TASK DIRECTIONS
List the lines of this listing that hold the word "rest".

EXTRACTED INFORMATION
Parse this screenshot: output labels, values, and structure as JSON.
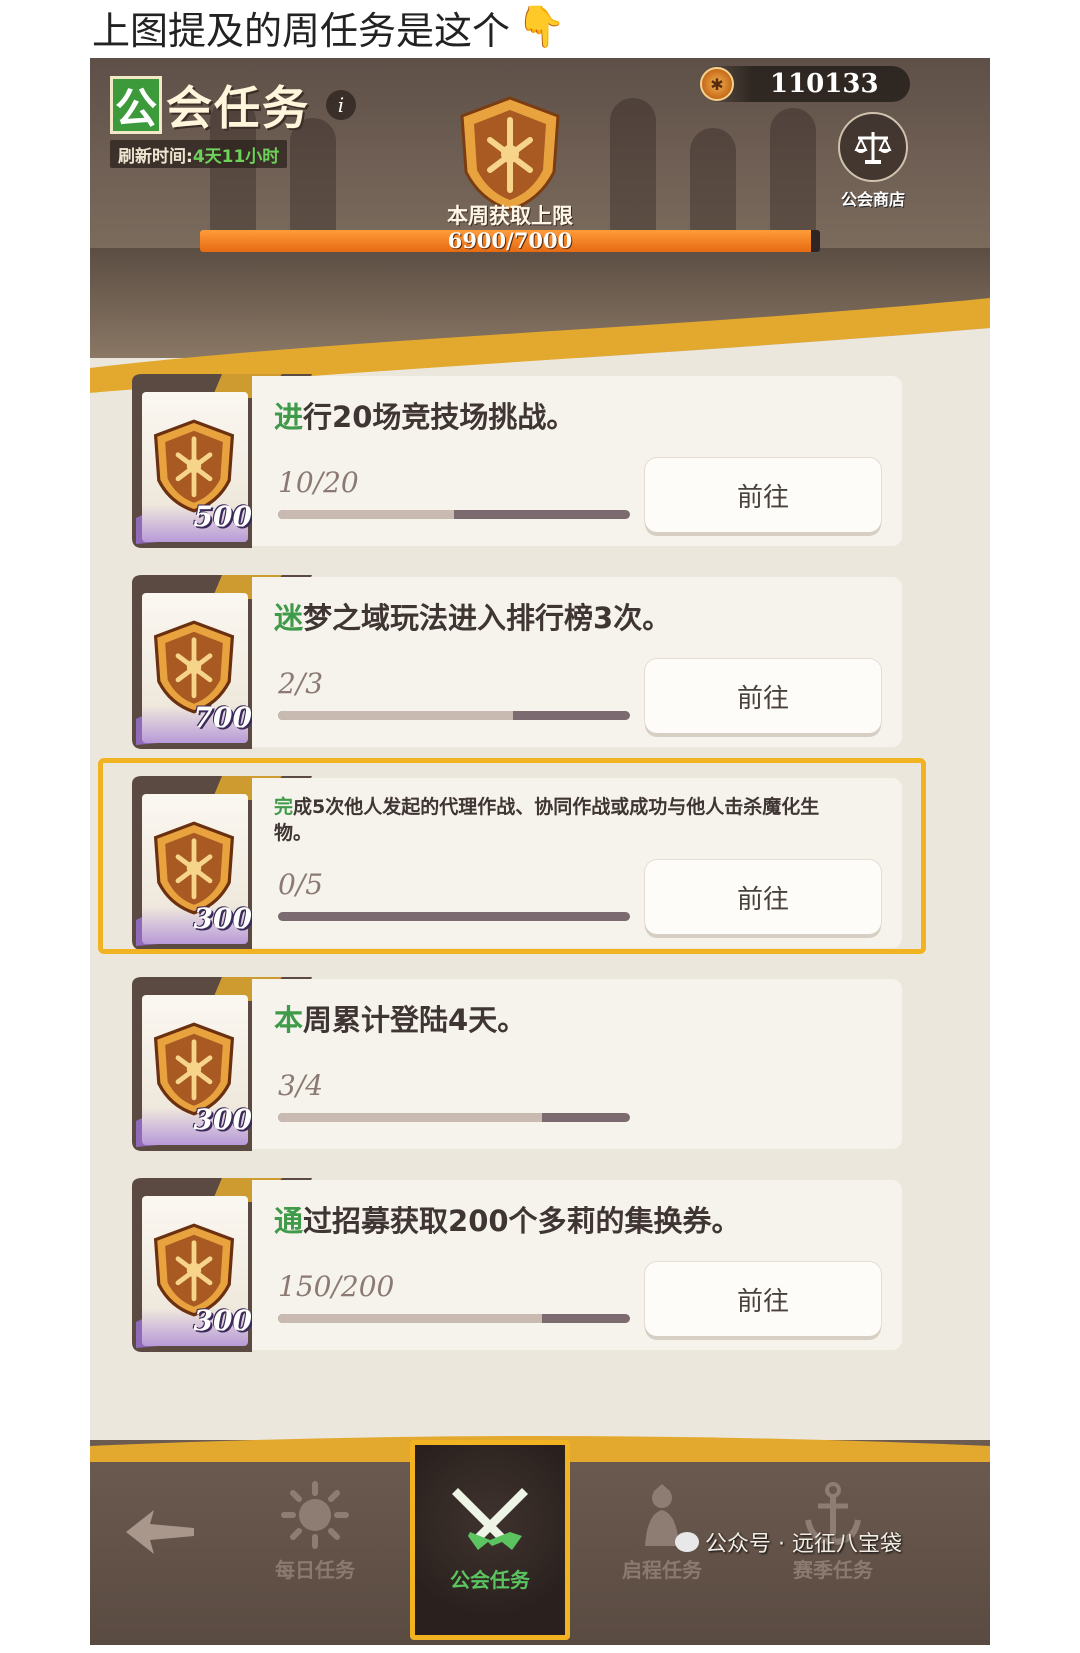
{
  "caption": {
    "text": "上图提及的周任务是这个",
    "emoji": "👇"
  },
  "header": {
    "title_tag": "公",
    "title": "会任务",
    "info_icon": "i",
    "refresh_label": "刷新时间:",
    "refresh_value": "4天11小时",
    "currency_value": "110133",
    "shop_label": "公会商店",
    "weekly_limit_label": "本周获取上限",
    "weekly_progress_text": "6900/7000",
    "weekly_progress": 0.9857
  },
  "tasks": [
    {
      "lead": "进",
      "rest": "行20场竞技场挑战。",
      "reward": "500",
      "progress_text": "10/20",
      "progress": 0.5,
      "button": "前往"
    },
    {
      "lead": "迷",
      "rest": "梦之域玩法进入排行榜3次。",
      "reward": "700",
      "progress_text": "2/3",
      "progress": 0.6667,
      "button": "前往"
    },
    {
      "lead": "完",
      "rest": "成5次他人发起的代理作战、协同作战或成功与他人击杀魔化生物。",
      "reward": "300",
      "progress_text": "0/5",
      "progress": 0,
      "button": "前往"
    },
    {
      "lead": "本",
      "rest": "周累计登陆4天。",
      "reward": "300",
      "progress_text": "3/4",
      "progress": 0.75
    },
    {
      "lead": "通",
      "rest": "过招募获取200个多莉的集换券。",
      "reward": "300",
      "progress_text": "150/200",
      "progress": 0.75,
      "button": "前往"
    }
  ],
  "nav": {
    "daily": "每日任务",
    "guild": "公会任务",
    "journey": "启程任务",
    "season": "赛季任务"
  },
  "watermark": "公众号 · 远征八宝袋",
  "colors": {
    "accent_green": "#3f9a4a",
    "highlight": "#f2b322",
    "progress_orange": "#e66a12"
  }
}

TASK SOLUTION
      "rest": "行20场竞技场挑战。",
      "rest": "梦之域玩法进入排行榜3次。",
      "rest": "成5次他人发起的代理作战、协同作战或成功与他人击杀魔化生物。",
      "rest": "周累计登陆4天。",
      "rest": "过招募获取200个多莉的集换券。",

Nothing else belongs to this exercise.